_Action item_
Reproduce the entries word for word, and omit any picture you find in them.

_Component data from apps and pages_
• • • • • • •

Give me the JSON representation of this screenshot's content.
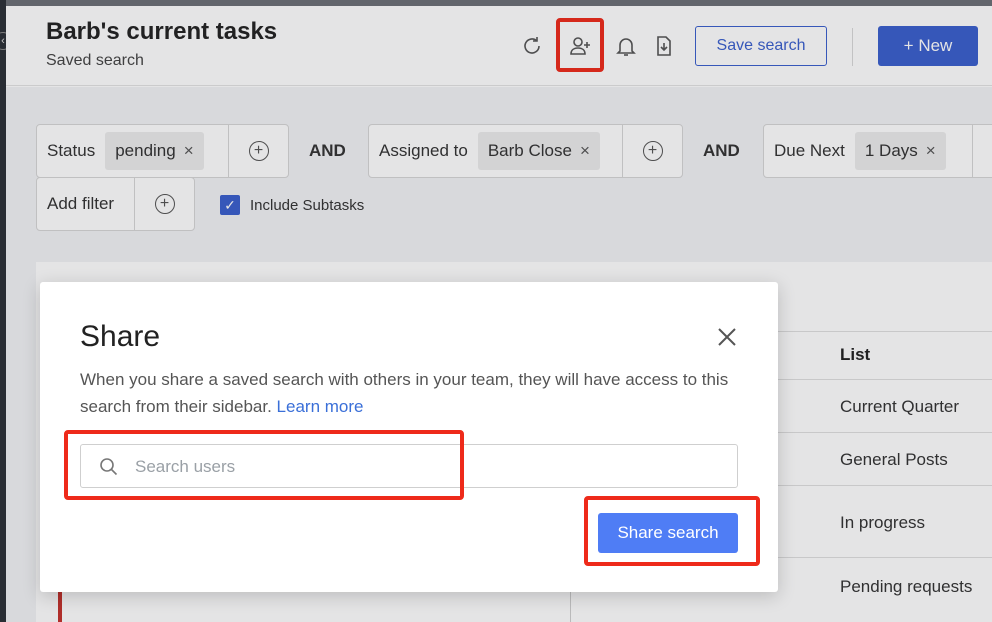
{
  "header": {
    "title": "Barb's current tasks",
    "subtitle": "Saved search",
    "icons": [
      "refresh-icon",
      "add-user-icon",
      "bell-icon",
      "download-icon"
    ],
    "save_search_label": "Save search",
    "new_label": "New",
    "new_icon": "plus-icon"
  },
  "filters": {
    "groups": [
      {
        "label": "Status",
        "value": "pending"
      },
      {
        "label": "Assigned to",
        "value": "Barb Close"
      },
      {
        "label": "Due Next",
        "value": "1 Days"
      }
    ],
    "connector": "AND",
    "add_filter_label": "Add filter",
    "include_subtasks_label": "Include Subtasks",
    "include_subtasks_checked": true
  },
  "table": {
    "list_header": "List",
    "list_values": [
      "Current Quarter",
      "General Posts",
      "In progress",
      "Pending requests"
    ]
  },
  "modal": {
    "title": "Share",
    "description": "When you share a saved search with others in your team, they will have access to this search from their sidebar.",
    "learn_more": "Learn more",
    "search_placeholder": "Search users",
    "search_value": "",
    "share_button": "Share search"
  },
  "colors": {
    "accent": "#3a5fcd",
    "share_button": "#4f7df5",
    "highlight": "#ee2a1a"
  }
}
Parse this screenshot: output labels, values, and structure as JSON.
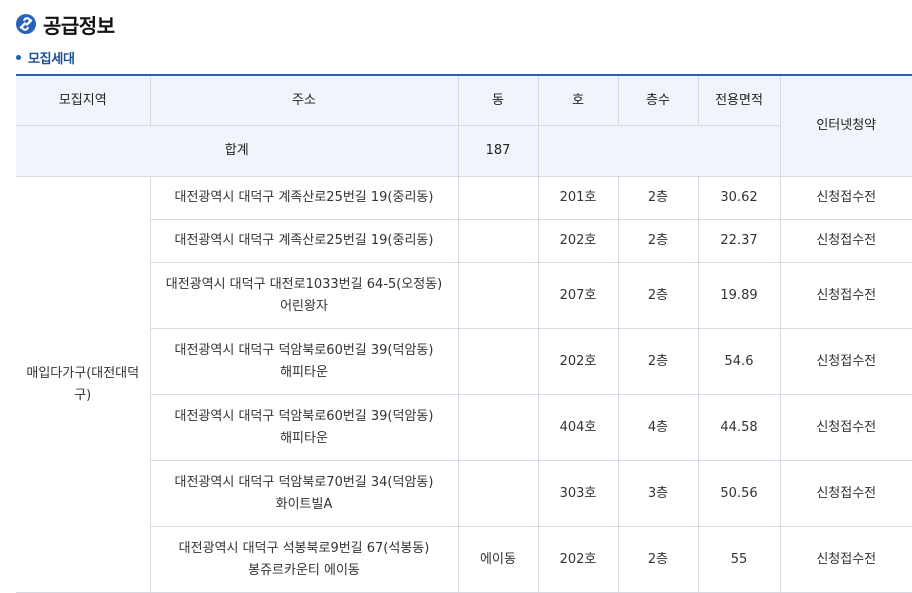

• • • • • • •

_Result_
Give me the JSON representation of this screenshot's content.
{
  "header": {
    "title": "Barb's current tasks",
    "subtitle": "Saved search",
    "icons": [
      "refresh-icon",
      "add-user-icon",
      "bell-icon",
      "download-icon"
    ],
    "save_search_label": "Save search",
    "new_label": "New",
    "new_icon": "plus-icon"
  },
  "filters": {
    "groups": [
      {
        "label": "Status",
        "value": "pending"
      },
      {
        "label": "Assigned to",
        "value": "Barb Close"
      },
      {
        "label": "Due Next",
        "value": "1 Days"
      }
    ],
    "connector": "AND",
    "add_filter_label": "Add filter",
    "include_subtasks_label": "Include Subtasks",
    "include_subtasks_checked": true
  },
  "table": {
    "list_header": "List",
    "list_values": [
      "Current Quarter",
      "General Posts",
      "In progress",
      "Pending requests"
    ]
  },
  "modal": {
    "title": "Share",
    "description": "When you share a saved search with others in your team, they will have access to this search from their sidebar.",
    "learn_more": "Learn more",
    "search_placeholder": "Search users",
    "search_value": "",
    "share_button": "Share search"
  },
  "colors": {
    "accent": "#3a5fcd",
    "share_button": "#4f7df5",
    "highlight": "#ee2a1a"
  }
}
Parse this screenshot: output labels, values, and structure as JSON.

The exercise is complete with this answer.